Jacques Brel Is Alive and Well and Living in Paris
When Jacques Brel Is Alive and Well and Living in Paris debuted in New York at the Village Gate in 1968, it was a groundbreaker—a musical revue with something new, something bold, and particularly something evocative to say about life, about relationships, about loneliness, about the hypocrisy of religion, about death and, especially, about the soul-sucking properties of a global society continuously at war, a world where those in power forever need to be fighting somebody, no matter who the latest enemy is or how many toys our leaders must grab in order to give themselves a collective hard-on of supremacy over those less fortunate.
When I first saw the show in 1970, attending the long-running hit with a group from the cast of Hair on a night off, I remember thinking how completely Brel’s brilliantly expressive but sharply pointed lyrics trumped everything we had been trying to say about the obscenity of the then-current war—and without anyone in its cast losing their clothes, wrapping themselves in a flag, or needing to burn one single faux draft card to get the point across.
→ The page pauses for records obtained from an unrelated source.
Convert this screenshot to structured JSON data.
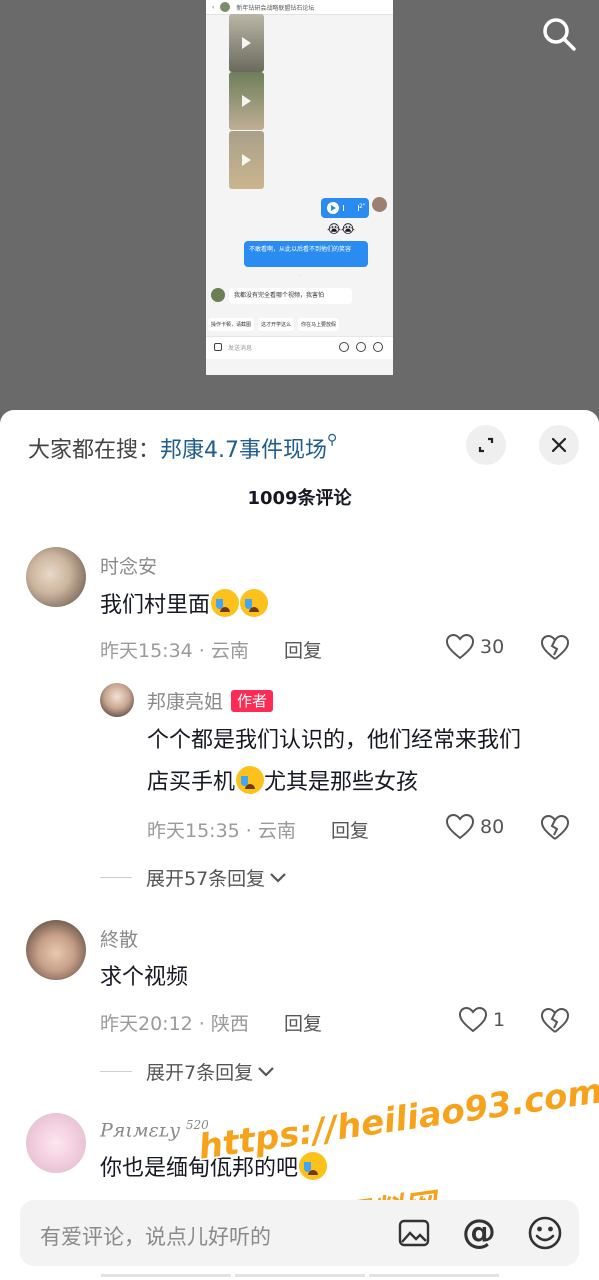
{
  "video": {
    "chat_title": "新年钻研会战略联盟钻石论坛",
    "voice_duration": "2\"",
    "emoji_reply": "😭😭",
    "bubble_text": "不敢看啊，从此以后看不到他们的笑容",
    "other_bubble_text": "我都没有完全看哪个视频，我害怕",
    "quick_replies": [
      "操作卡顿，请截图",
      "这才开学这么",
      "你在马上要放假"
    ],
    "input_placeholder": "发送消息"
  },
  "header": {
    "trending_label": "大家都在搜：",
    "trending_keyword": "邦康4.7事件现场",
    "comment_count": "1009条评论"
  },
  "comments": [
    {
      "username": "时念安",
      "text": "我们村里面",
      "time": "昨天15:34 · 云南",
      "reply_label": "回复",
      "likes": "30",
      "reply": {
        "username": "邦康亮姐",
        "badge": "作者",
        "text_line1": "个个都是我们认识的，他们经常来我们",
        "text_line2_a": "店买手机",
        "text_line2_b": "尤其是那些女孩",
        "time": "昨天15:35 · 云南",
        "reply_label": "回复",
        "likes": "80"
      },
      "expand_label": "展开57条回复"
    },
    {
      "username": "終散",
      "text": "求个视频",
      "time": "昨天20:12 · 陕西",
      "reply_label": "回复",
      "likes": "1",
      "expand_label": "展开7条回复"
    },
    {
      "username": "Pяιмεʟy",
      "username_suffix": "520",
      "text": "你也是缅甸佤邦的吧"
    }
  ],
  "input_bar": {
    "placeholder": "有爱评论，说点儿好听的",
    "at_symbol": "@"
  },
  "watermark": {
    "url": "https://heiliao93.com",
    "site_name": "黑料网"
  }
}
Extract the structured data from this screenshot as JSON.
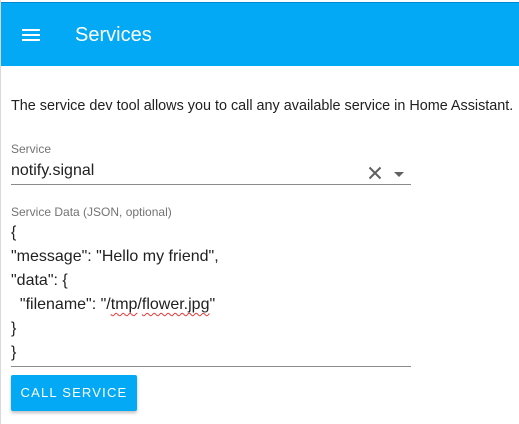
{
  "toolbar": {
    "title": "Services",
    "menu_icon": "hamburger-menu-icon",
    "color": "#03a9f4"
  },
  "description": "The service dev tool allows you to call any available service in Home Assistant.",
  "service_field": {
    "label": "Service",
    "value": "notify.signal",
    "clear_icon": "close-icon",
    "dropdown_icon": "caret-down-icon"
  },
  "service_data_field": {
    "label": "Service Data (JSON, optional)",
    "lines": {
      "l0": "{",
      "l1": "\"message\": \"Hello my friend\",",
      "l2": "\"data\": {",
      "l3_prefix": "  \"filename\": \"/",
      "l3_word1": "tmp",
      "l3_mid": "/",
      "l3_word2": "flower.jpg",
      "l3_suffix": "\"",
      "l4": "}",
      "l5": "}"
    }
  },
  "call_button": {
    "label": "CALL SERVICE"
  }
}
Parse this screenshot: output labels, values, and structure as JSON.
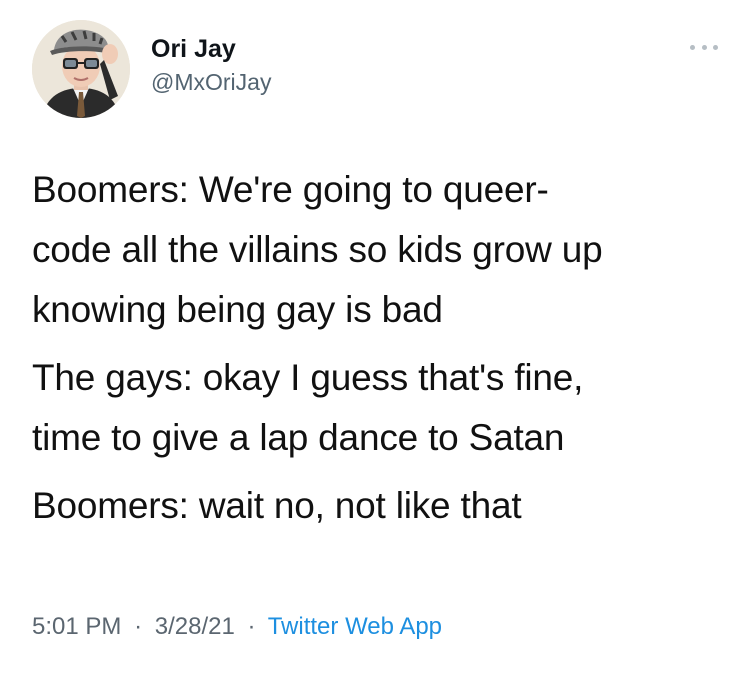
{
  "author": {
    "display_name": "Ori Jay",
    "handle": "@MxOriJay"
  },
  "tweet": {
    "paragraphs": [
      "Boomers: We're going to queer-\ncode all the villains so kids grow up\nknowing being gay is bad",
      "The gays: okay I guess that's fine,\ntime to give a lap dance to Satan",
      "Boomers: wait no, not like that"
    ],
    "time": "5:01 PM",
    "date": "3/28/21",
    "source": "Twitter Web App",
    "separator": "·"
  },
  "icons": {
    "more": "more-options-icon",
    "avatar": "profile-avatar"
  },
  "colors": {
    "name": "#0f1419",
    "handle": "#536471",
    "link": "#1d8fe0",
    "meta": "#5b6670"
  }
}
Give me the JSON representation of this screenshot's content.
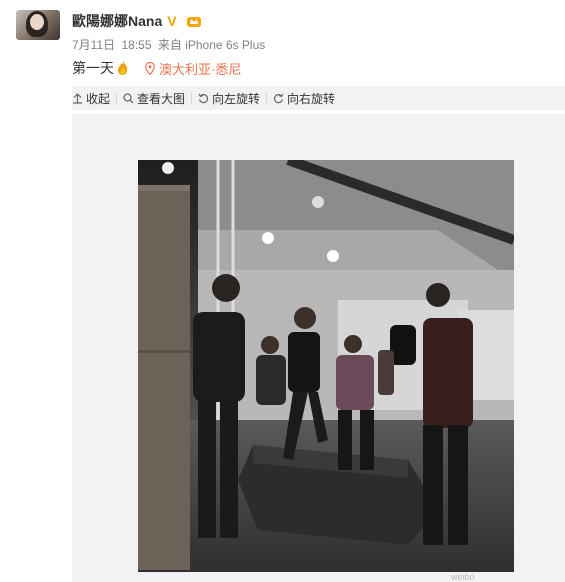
{
  "post": {
    "author_name": "歐陽娜娜Nana",
    "verified_mark": "V",
    "date": "7月11日",
    "time": "18:55",
    "source": "来自 iPhone 6s Plus",
    "text": "第一天",
    "location": "澳大利亚·悉尼"
  },
  "toolbar": {
    "collapse_label": "收起",
    "view_large_label": "查看大图",
    "rotate_left_label": "向左旋转",
    "rotate_right_label": "向右旋转"
  },
  "colors": {
    "name": "#333333",
    "meta": "#808080",
    "location": "#eb7350",
    "verified": "#f6a400",
    "toolbar_bg": "#f2f2f5"
  },
  "icons": [
    "avatar",
    "verified-v-icon",
    "member-crown-icon",
    "flame-emoji-icon",
    "location-pin-icon",
    "collapse-up-icon",
    "search-icon",
    "rotate-left-icon",
    "rotate-right-icon"
  ]
}
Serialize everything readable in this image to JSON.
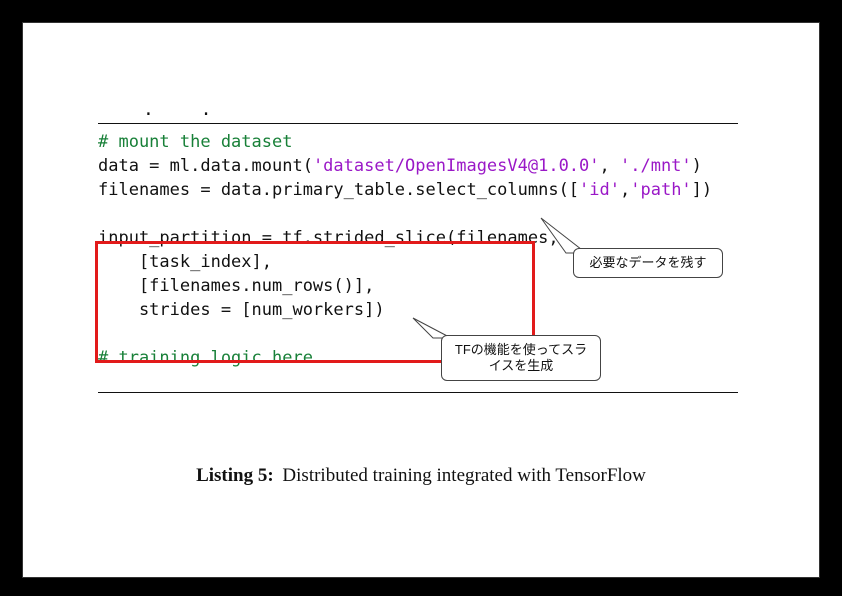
{
  "above_dots": ". .",
  "code": {
    "l1_comment": "# mount the dataset",
    "l2a": "data = ml.data.mount(",
    "l2s1": "'dataset/OpenImagesV4@1.0.0'",
    "l2b": ", ",
    "l2s2": "'./mnt'",
    "l2c": ")",
    "l3a": "filenames = data.primary_table.select_columns([",
    "l3s1": "'id'",
    "l3b": ",",
    "l3s2": "'path'",
    "l3c": "])",
    "blank": "",
    "l4": "input_partition = tf.strided_slice(filenames,",
    "l5": "    [task_index],",
    "l6": "    [filenames.num_rows()],",
    "l7": "    strides = [num_workers])",
    "l8_comment": "# training logic here ..."
  },
  "callout1": "必要なデータを残す",
  "callout2a": "TFの機能を使ってスラ",
  "callout2b": "イスを生成",
  "caption_label": "Listing 5:",
  "caption_text": " Distributed training integrated with TensorFlow"
}
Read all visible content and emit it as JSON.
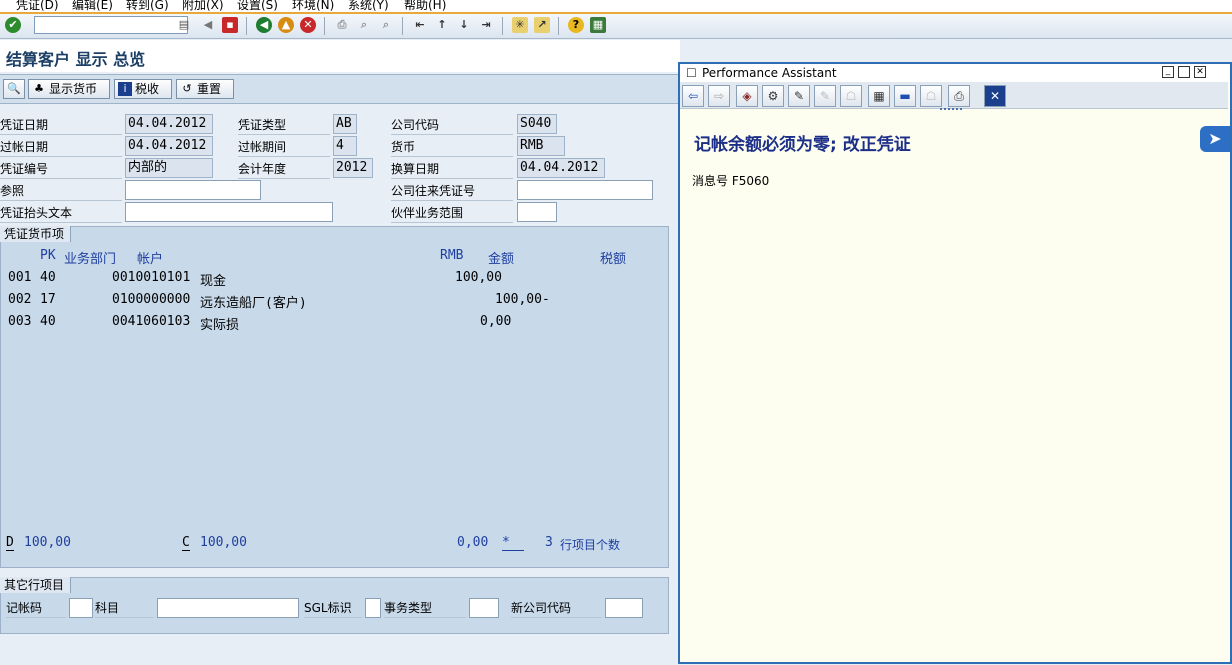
{
  "menu": [
    "凭证(D)",
    "编辑(E)",
    "转到(G)",
    "附加(X)",
    "设置(S)",
    "环境(N)",
    "系统(Y)",
    "帮助(H)"
  ],
  "page_title": "结算客户 显示 总览",
  "app_toolbar": {
    "display_currency": "显示货币",
    "tax": "税收",
    "reset": "重置"
  },
  "header": {
    "doc_date_label": "凭证日期",
    "doc_date": "04.04.2012",
    "doc_type_label": "凭证类型",
    "doc_type": "AB",
    "company_code_label": "公司代码",
    "company_code": "S040",
    "posting_date_label": "过帐日期",
    "posting_date": "04.04.2012",
    "period_label": "过帐期间",
    "period": "4",
    "currency_label": "货币",
    "currency": "RMB",
    "doc_number_label": "凭证编号",
    "doc_number": "内部的",
    "fiscal_year_label": "会计年度",
    "fiscal_year": "2012",
    "translation_date_label": "换算日期",
    "translation_date": "04.04.2012",
    "reference_label": "参照",
    "reference": "",
    "intercompany_label": "公司往来凭证号",
    "intercompany": "",
    "header_text_label": "凭证抬头文本",
    "header_text": "",
    "partner_ba_label": "伙伴业务范围",
    "partner_ba": ""
  },
  "items": {
    "section_label": "凭证货币项",
    "col_pk": "PK",
    "col_bus_area": "业务部门",
    "col_account": "帐户",
    "col_currency": "RMB",
    "col_amount": "金额",
    "col_tax": "税额",
    "rows": [
      {
        "no": "001",
        "pk": "40",
        "account": "0010010101",
        "name": "现金",
        "amount": "100,00"
      },
      {
        "no": "002",
        "pk": "17",
        "account": "0100000000",
        "name": "远东造船厂(客户)",
        "amount": "100,00-"
      },
      {
        "no": "003",
        "pk": "40",
        "account": "0041060103",
        "name": "实际损",
        "amount": "0,00"
      }
    ],
    "debit_label": "D",
    "debit_total": "100,00",
    "credit_label": "C",
    "credit_total": "100,00",
    "balance": "0,00",
    "balance_flag": "*",
    "item_count": "3",
    "item_count_label": "行项目个数"
  },
  "other_item": {
    "section_label": "其它行项目",
    "posting_key_label": "记帐码",
    "account_label": "科目",
    "sgl_label": "SGL标识",
    "trans_type_label": "事务类型",
    "new_company_label": "新公司代码"
  },
  "performance_assistant": {
    "title": "Performance Assistant",
    "message": "记帐余额必须为零; 改正凭证",
    "msg_no_label": "消息号",
    "msg_no": "F5060"
  }
}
Now four decades later, Hair is back on Broadway with a vengeance but, although Jacques Brel Is… is still often revived, oddly it is the one of the two that usually feels dated and passé. Somehow, however, despite the fact that the average age of your typical audience member at the Colony Theatre in Burbank is 347 years old, under the magical spell of director Jon Lawrence Rivera and populated by four truly dynamic El Lay musical theatre craftsmen (crafts…persons?), everything old here is—almost—new again.
Jennifer Shelton is in fine voice as the show’s resident ingénue, getting a chance to subtly display her humor in “I Loved” and stopping the show with her solo “My Death.” The amazing Eileen Barnett is exceptional throughout as Brel’s older-but-wiser female contributor in every one of her lingeringly emotional ballads, but especially fine in a mesmerizingly simple but heartrending rendition of “Sons Of” and in the production’s most familiar song, “Ne Me Quiite Pas.” Happily, the latter is sung entirely in its original French rather than translated as usual into the more popular English version, “If You Go Away”—and frankly, no one will ever be able to perform it better in our native tongue than my dear late-great friend Dusty Springfield.
The smooth-toned and suavely capable Gregory Franklin, like Barnett one of our town’s most outstanding musical theatre artists, is the perfect match as her more “mature” counterpart, most notably in a terrific version of “Fanette” with the show’s younger male, Zachary Ford, skillfully accompanying him on, of all things French, the accordion. Ford, with his equally infectious personality and stunning Les Miz baritone, also stands out in several numbers, including as the pissed-off “Statue” getting shit on by the birds in a park, and joining Franklin in Monsieur Brel’s rousing and raucously drunken send-up of “The Middle Class.”
John H. Binkley’s uncomplicated but provocative set design is an asset complimented by Adam Blumenthal’s creamy lighting, Cricket S. Myer’s sound, and musical director Brent Crayon at the piano leading the five-piece band with consummate skill. In general and without question, this is a fresh and memorable return for a true classic in American theatre history.
Still, the exceptionally able and majorly prolific Jon Rivera has chosen to stage the piece at a funeral—presumably rites for Brel himself, who died in 1978 at age 49, giving many of his songs an extra touch of poignancy—and has done so with a precision plan in place to give this updated version a dose of 21st-century relevancy by adding some striking choreographed visual slight-of-hand. His concept works perfectly for the show’s aforementioned haunting ballads, but in the more balls-out numbers such as “Jackie,” “Madeleine,” and the usually jarringly frightening “Next,” this consciously heightened sense of dramatization, such as leaping from chair to chair or handing flowers to one another, tends occasionally to distract from the intensity of material itself.
This all might have worked better if it were not for the usually spot-on musical direction of Crayon, who tends to slow down the score in places where the show’s purposely strident inner monologues need to be performed as more decidedly in-your-face. Still, this is a minor quibble over a splendidly successful production, bringing the wonder of this amazing composer and poet back for us all to appreciate again while showcasing a quartet of knockout local musical performers.
especially when I begin this review with a crack about the average age of Colony Theatre patrons, to learn at the opening night party . Why, Brel’s classic song “Old Folks” had a disturbing whole new meaning for a lotta people gathered in Burbank that night, myself certainly included.
Jacques Brel is Alive and Well and Living in Paris plays through May 9 at the Colony Theatre, 555 N. 3rd St., Burbank; for tickets, call 818.558.7000. For more information, visit www.colonytheatre.org